What lessons did you learn about yourself?
I thrive in complicated things. So the more challenging or weird something gets, the more excited I become. And sometimes I can get over my head. You know the Chinese idiom, drawing a snake and adding feet to it? That happened to my mango sticky rice [in Ep 4's dessert challenge]. I guess I learnt to consolidate my ideas to something more cohesive and sensible, and to be more focused on my flavours instead of trying to be fancy and over-stretch myself.
Has appearing on MasterChef Singapore affected your family’s soya sauce chicken rice restaurant, Lee Fun Nam Kee?
I work weekends at my parents’ restaurant when I have the time and I’m usually [serving food], so everybody can see my face. I have a lot — a lot — of people coming up to me, “Can I take a picture with you? I came here just for you. I’m so happy I got you at this timing.” There’s a lot of people who, when I’m not there, asking my dad, “Where is Gen?” I feel happy but I am able to contribute to my father’s business because I can’t be physically there and I feel bad about it, especially now when he’s facing manpower crunch. It kinda makes me feel better that people are patronising the restaurant because of MasterChef.
Are you a celebrity at school?

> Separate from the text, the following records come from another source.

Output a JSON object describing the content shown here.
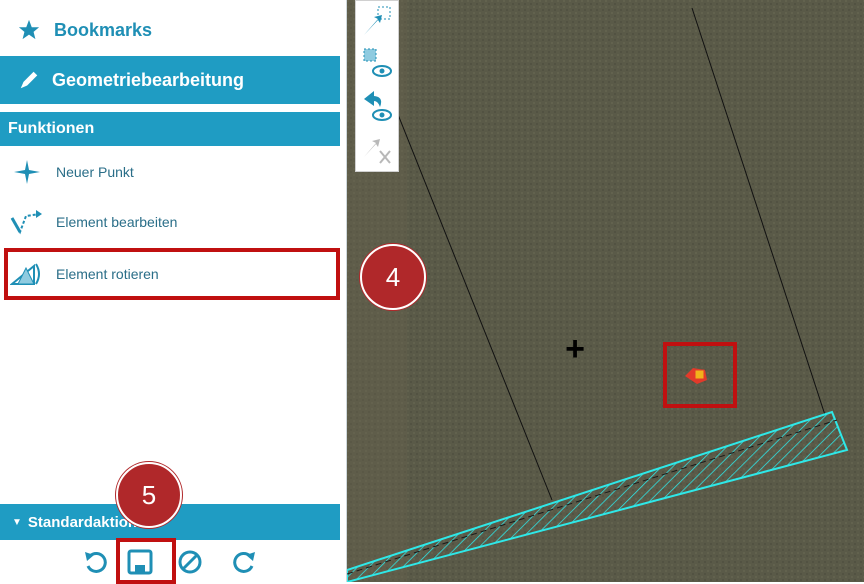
{
  "sidebar": {
    "bookmarks_label": "Bookmarks",
    "geometry_label": "Geometriebearbeitung",
    "functions_header": "Funktionen",
    "tools": [
      {
        "label": "Neuer Punkt",
        "icon": "crosshair-point-icon"
      },
      {
        "label": "Element bearbeiten",
        "icon": "edit-vertices-icon"
      },
      {
        "label": "Element rotieren",
        "icon": "rotate-element-icon"
      }
    ],
    "standard_header": "Standardaktionen",
    "standard_tools": [
      "undo-icon",
      "save-icon",
      "cancel-icon",
      "redo-icon"
    ]
  },
  "annotations": {
    "step4": "4",
    "step5": "5"
  },
  "map": {
    "toolbar_icons": [
      "select-arrow-icon",
      "eye-toggle-icon",
      "back-arrow-icon",
      "eye-icon",
      "disabled-arrow-icon"
    ],
    "cursor_symbol": "+"
  },
  "colors": {
    "accent": "#1f9cc3",
    "highlight": "#c01010",
    "badge": "#b0282a",
    "hatch": "#2ee8e8"
  }
}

At school, everyone is a chef. I felt that sometimes it’s a bit hard to make genuine friends because either they are too intimidated by me and are too shy to talk to me, or they don’t really want to talk to me [because they think I am elitist]. I don’t know why [they would think that]. But I’m just [like any other] person, a student who’s come here to learn.
The interview has been edited and condensed.
Catch the first season of MasterChef Singapore on Toggle catch-up.
Photos: MasterChef Singapore